» **Work to complete**:
Where a line below holds the string "взаимосвязи", copy that line.

» **Recorded data**:

────

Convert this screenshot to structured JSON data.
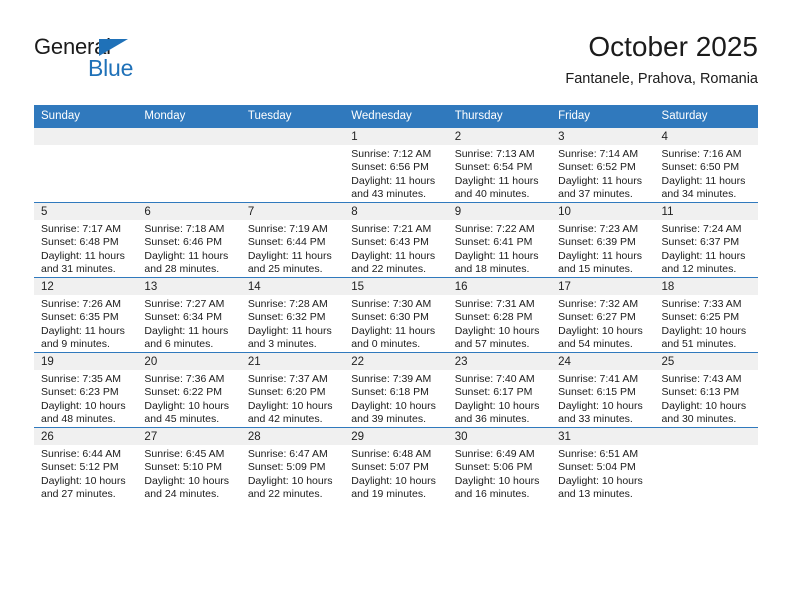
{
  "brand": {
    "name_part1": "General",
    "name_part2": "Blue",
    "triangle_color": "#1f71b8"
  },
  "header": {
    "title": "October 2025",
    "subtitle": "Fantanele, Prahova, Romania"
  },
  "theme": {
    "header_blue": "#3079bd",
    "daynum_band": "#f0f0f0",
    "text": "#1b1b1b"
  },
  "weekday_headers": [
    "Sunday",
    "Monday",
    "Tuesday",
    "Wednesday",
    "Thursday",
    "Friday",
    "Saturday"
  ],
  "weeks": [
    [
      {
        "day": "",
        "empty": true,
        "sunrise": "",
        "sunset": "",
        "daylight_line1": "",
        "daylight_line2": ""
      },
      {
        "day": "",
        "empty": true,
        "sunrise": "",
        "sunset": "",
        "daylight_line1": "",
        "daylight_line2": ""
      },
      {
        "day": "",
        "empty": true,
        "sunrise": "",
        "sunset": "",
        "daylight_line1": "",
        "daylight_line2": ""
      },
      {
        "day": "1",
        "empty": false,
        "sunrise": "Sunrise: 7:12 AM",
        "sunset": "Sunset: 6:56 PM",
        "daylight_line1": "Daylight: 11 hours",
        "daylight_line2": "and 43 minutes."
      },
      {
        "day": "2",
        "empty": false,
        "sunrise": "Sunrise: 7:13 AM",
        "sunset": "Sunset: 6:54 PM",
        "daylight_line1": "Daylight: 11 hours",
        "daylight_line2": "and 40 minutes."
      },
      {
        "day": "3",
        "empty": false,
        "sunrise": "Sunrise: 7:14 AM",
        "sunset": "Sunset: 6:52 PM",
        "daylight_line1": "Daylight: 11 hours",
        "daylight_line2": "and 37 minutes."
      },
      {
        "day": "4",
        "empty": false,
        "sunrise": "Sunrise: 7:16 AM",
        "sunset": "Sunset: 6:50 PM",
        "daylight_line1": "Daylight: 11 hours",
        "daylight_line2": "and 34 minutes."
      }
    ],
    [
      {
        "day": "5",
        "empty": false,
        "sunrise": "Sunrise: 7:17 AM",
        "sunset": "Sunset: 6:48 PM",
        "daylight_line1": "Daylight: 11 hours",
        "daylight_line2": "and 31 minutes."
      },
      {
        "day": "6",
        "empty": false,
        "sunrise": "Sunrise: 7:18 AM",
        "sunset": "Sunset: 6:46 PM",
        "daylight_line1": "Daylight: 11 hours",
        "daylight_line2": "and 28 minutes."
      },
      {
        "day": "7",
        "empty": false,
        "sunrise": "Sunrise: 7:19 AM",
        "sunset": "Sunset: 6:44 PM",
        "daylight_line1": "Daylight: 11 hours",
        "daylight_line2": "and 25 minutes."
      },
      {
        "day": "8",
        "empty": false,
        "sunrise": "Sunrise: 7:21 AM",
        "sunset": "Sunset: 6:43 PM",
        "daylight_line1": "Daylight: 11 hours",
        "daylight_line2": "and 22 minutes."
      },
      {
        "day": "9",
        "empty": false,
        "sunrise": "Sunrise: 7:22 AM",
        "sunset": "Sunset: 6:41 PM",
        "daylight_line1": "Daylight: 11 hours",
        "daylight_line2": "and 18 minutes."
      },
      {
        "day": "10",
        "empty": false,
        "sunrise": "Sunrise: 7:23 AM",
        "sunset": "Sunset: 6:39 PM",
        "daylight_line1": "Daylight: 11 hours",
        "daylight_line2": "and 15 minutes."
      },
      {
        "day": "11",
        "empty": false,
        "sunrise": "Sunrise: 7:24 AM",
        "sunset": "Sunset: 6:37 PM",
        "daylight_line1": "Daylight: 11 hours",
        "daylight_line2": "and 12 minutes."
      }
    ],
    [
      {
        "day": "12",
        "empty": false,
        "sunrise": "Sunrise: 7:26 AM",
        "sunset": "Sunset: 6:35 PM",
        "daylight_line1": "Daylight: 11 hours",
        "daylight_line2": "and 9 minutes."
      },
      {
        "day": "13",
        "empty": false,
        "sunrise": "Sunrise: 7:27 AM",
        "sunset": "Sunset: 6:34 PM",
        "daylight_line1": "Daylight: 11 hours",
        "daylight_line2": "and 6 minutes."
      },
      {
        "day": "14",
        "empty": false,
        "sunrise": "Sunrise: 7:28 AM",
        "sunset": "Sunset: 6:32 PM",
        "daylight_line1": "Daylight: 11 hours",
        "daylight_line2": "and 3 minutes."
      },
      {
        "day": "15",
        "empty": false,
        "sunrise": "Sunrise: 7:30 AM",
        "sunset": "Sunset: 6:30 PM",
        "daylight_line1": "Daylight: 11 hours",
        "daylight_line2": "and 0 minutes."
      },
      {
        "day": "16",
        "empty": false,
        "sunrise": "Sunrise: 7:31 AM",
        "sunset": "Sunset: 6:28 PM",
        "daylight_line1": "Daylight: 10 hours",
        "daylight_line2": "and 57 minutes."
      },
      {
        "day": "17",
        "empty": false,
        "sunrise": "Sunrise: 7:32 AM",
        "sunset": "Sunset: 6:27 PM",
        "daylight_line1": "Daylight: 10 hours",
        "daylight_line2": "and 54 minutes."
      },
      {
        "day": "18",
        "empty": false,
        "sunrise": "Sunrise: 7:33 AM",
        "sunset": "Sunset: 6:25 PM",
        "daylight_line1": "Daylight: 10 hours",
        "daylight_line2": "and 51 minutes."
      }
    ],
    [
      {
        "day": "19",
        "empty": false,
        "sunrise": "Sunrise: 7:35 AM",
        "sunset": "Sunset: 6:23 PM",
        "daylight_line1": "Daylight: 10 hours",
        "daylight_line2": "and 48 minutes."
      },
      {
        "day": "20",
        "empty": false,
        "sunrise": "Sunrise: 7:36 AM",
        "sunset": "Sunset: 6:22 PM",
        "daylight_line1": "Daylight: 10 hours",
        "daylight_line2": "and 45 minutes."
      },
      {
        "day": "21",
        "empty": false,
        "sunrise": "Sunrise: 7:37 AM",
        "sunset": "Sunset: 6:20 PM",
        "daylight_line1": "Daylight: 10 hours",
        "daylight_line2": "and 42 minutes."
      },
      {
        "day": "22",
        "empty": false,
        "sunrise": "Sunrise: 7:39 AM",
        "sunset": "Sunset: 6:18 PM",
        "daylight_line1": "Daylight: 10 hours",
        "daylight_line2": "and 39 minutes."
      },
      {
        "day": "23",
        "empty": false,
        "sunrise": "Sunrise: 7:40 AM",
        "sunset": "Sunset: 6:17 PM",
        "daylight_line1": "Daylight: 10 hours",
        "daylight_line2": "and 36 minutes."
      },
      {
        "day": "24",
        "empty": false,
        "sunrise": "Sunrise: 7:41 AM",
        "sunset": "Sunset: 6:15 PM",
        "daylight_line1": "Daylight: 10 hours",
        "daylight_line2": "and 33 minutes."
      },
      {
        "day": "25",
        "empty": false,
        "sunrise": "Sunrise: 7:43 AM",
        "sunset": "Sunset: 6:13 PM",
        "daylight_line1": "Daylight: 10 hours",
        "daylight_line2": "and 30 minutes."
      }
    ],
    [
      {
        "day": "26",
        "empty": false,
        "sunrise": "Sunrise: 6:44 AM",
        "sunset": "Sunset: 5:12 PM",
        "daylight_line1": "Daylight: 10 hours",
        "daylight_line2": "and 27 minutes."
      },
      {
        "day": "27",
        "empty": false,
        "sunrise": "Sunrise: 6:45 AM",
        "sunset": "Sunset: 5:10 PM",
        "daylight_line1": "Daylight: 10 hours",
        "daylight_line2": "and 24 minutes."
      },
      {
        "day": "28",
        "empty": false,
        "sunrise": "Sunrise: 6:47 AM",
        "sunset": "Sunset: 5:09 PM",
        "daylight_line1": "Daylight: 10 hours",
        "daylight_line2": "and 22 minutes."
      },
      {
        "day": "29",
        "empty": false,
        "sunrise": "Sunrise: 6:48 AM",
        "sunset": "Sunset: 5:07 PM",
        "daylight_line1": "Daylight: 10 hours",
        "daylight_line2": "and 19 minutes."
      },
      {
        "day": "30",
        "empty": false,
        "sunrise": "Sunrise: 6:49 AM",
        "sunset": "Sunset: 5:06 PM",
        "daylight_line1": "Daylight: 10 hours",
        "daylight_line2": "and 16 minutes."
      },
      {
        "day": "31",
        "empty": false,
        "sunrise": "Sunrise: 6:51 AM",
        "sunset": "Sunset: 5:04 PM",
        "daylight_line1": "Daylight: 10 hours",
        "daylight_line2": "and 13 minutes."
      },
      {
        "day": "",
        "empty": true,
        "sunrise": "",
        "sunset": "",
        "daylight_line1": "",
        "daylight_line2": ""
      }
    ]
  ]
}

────

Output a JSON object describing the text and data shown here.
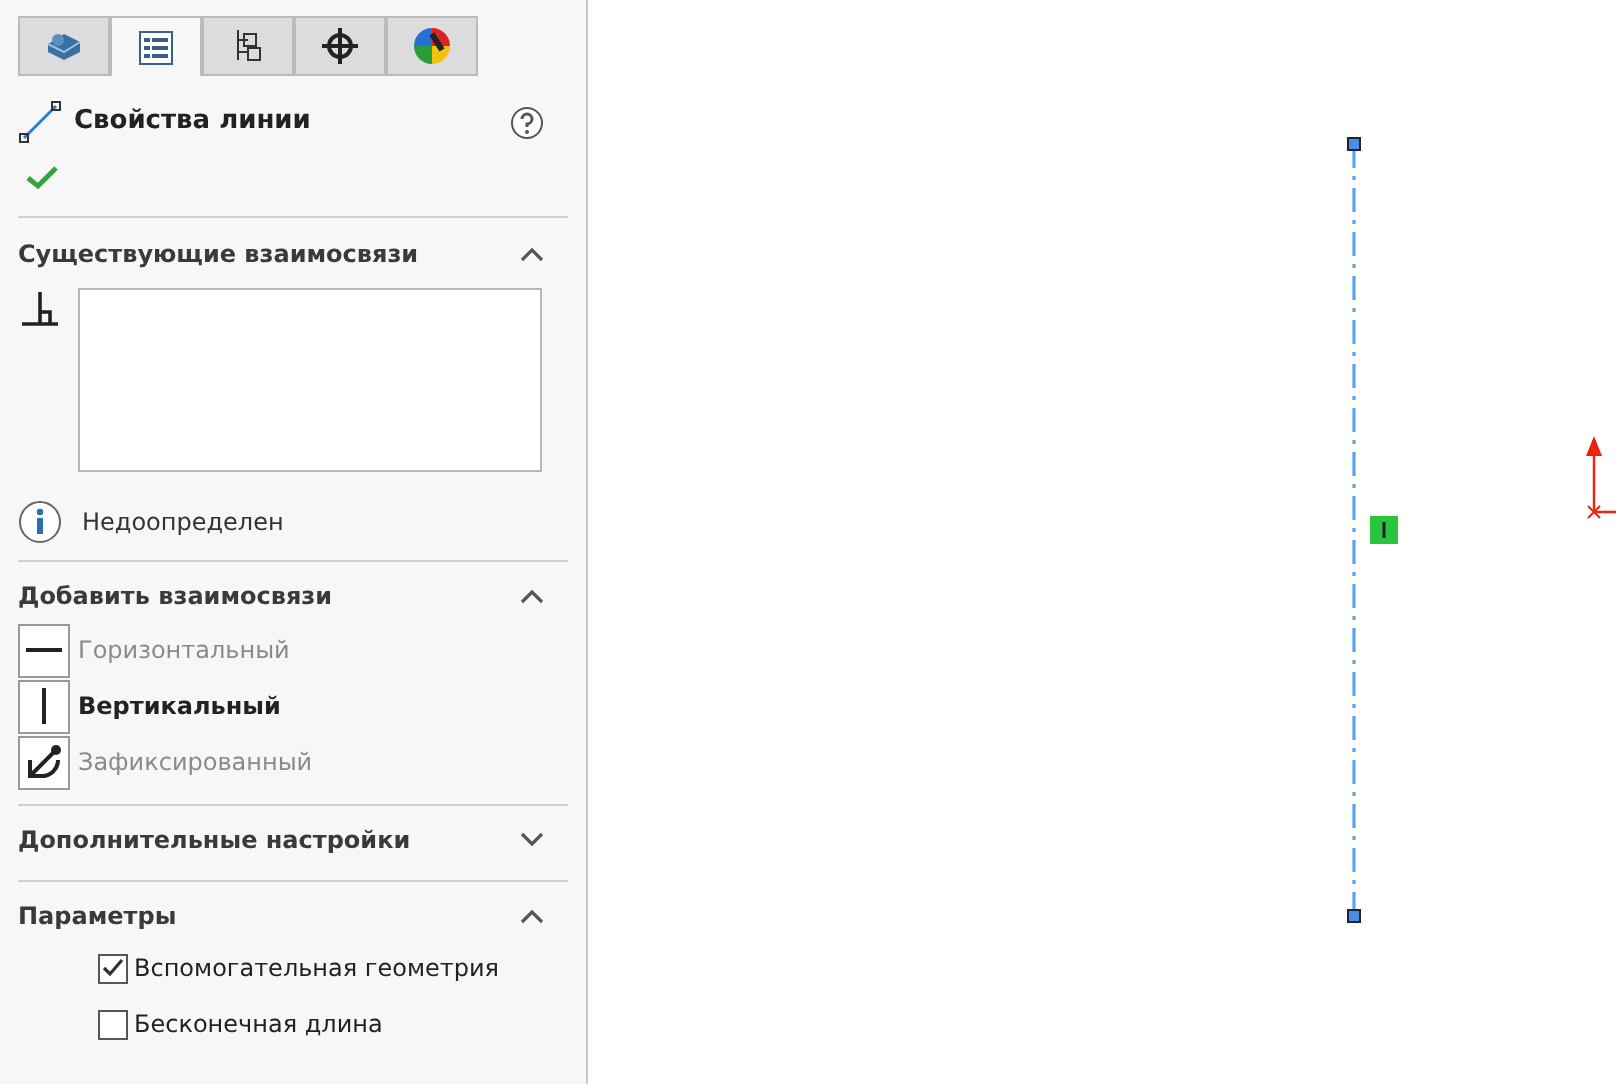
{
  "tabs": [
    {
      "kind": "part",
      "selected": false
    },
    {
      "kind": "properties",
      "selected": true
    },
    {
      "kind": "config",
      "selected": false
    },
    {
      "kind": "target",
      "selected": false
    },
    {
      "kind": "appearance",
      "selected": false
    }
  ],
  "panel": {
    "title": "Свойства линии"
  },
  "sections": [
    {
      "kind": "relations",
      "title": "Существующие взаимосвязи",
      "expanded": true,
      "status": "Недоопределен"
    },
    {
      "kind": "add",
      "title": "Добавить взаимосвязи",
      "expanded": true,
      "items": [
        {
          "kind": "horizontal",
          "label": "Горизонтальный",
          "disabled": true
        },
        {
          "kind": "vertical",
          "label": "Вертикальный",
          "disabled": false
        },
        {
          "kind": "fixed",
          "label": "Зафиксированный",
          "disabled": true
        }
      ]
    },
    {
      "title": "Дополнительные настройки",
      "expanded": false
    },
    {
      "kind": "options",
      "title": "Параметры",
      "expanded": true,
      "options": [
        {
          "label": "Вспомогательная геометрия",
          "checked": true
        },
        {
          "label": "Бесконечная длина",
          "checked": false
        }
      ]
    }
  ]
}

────

» **Result below**:
      "title": "Существующие взаимосвязи",
      "title": "Добавить взаимосвязи",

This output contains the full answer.